Poor Billy Pilgrim (Michael Sacks), while just livin’ his life as a middle-aged optometrist, he keeps coming “unstuck” in time. One second he’s in the trenches of World War II, the next he’s on exhibit in a fancy zoo on the planet Tralfamadore, kicking it with sexy-ass Hollywood starlet Montana Wildhack (Valerie Perrine). That last one is pretty damn awesome, but unfortunately he must also cool his jets in a German POW camp in Dresden (the eponymous Slaughterhouse Five), or fight for his life after barely surviving a plane crash… all in any order the time stream feels is necessary. Will our hero find a happy end or just keep fast forwarding and rewinding his life’s events until he expires?
Slaughterhouse-Five is one hell of a crazy ride cats n’ creeps! We get time travel, nazis, aliens, nudity… you know, the big ticket items, but things are never presented in a manner other than melancholy, introspective, and often blackly humorous. This shit is full of questions about what it is to be human and follow the path destiny or fate has given us, and even if we could go back and forth, we simply can’t change what life has in store for us… and never gets over-the-top comic style crazy no matter how outlandish the conceits of the plot may be.
Of course the material (which was adapted from the incredible novel by the great Kurt Vonnegut Jr. if ya didn’t know… ) is only as good as the actors that bring the words to life, and we are fortunate to have some fantastic performances on display here let me tell ya! Sacks plays the role of hapless cipher to perfection (and believable no matter the age he is portraying), and Perrine is great as the sexpot starlet/New Age guru that becomes our hero’s greatest love.
The co-stars are nothing to sneeze at with Ron Leibman playing a severely psychotic soldier imprisoned with Pilgrim in World War II leading the pack as far as riveting performances go. Credit should also be given to Perry King (from that Riptide program the kids are so wild about these days) who plays Billy’s son Robert who goes from fap-happy teen to counter-culture rebel (take that you graveyard; you too of ‘the man’), to clean-cut soldier… it’s a dramatically different performance at every turn, and King nails it!
Adding to the grounding of the fantastic; director George Roy Hill presents the proceedings in a rather straightforward way (minus those killer matte paintings utilized in the realization of Tralfamadore). The whole affair presents an epic sense of world building that is kept well within the realm of the either real, or a believable approximation thereof, that makes us just accept the more fanciful elements of Billy’s narrative.
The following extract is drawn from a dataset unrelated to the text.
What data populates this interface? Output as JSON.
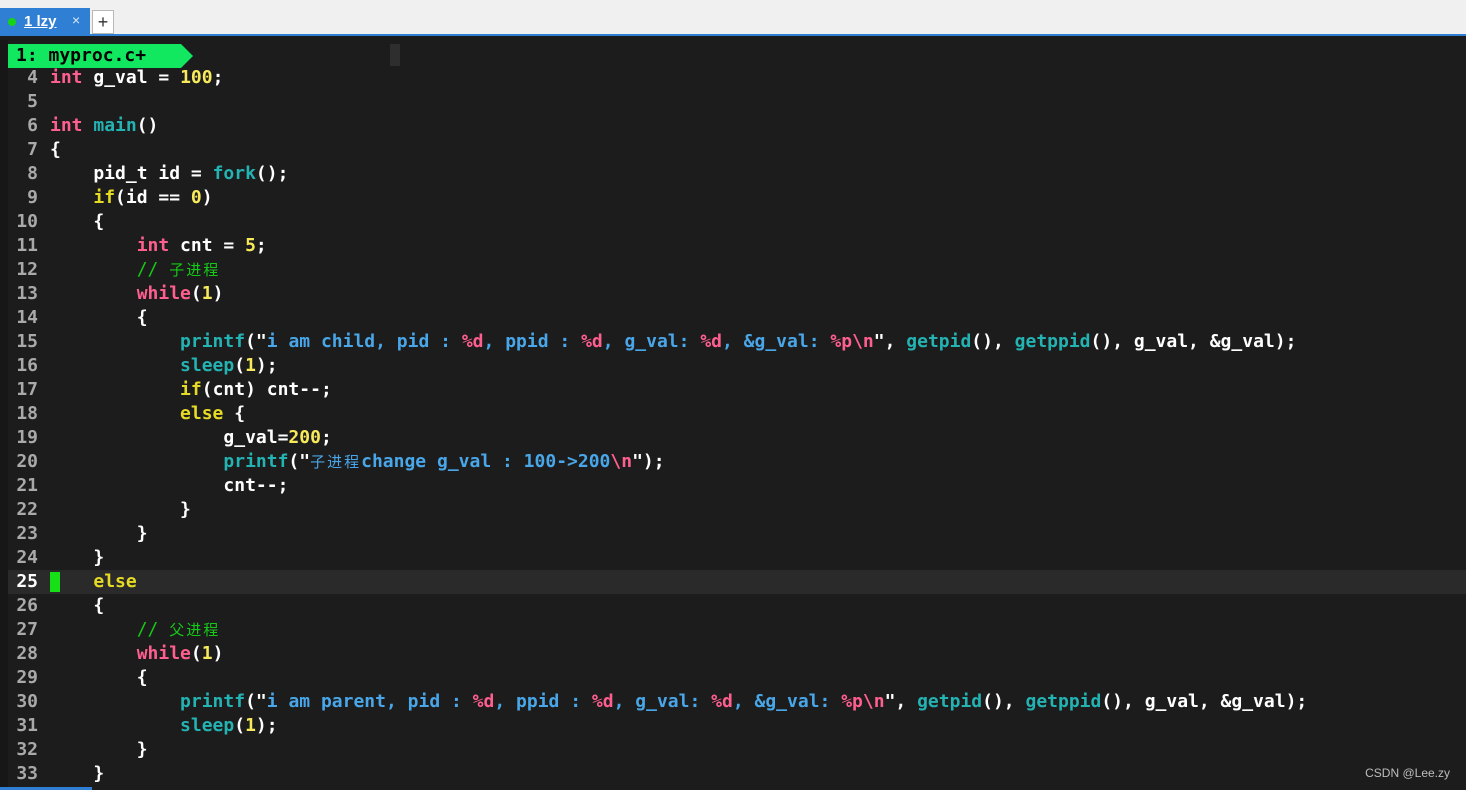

As for extras on this Blu-ray release from Arrow Video, we kick things off with a new audio commentary featuring critic Troy Howarth, which gives us a factoid packed examination of the film and it’s production. Following that we get a new appreciation of the film courtesy of author Kim Newman presented in his normal informed and highly engaging manner!
Next we get interviews with King, Rocky Lang (the son of the film’s executive producer) discussing the pic’s distro, behind-the-scenes filmmaker/production assistant Robert Crawford Jr., a discussion of the film’s score by music historian Daniel Schweiger, and the flick’s theatrical trailer.
With it’s realistic tone contrasted against elements of time travel and alien abduction, Slaughterhouse-Five is one hell of a sci-fi fantasy, while at the same time being an evocative examination of the human condition… a true cult film masterpiece for those of you that dig on high concept all swirled into your pulp sci-fi adventure!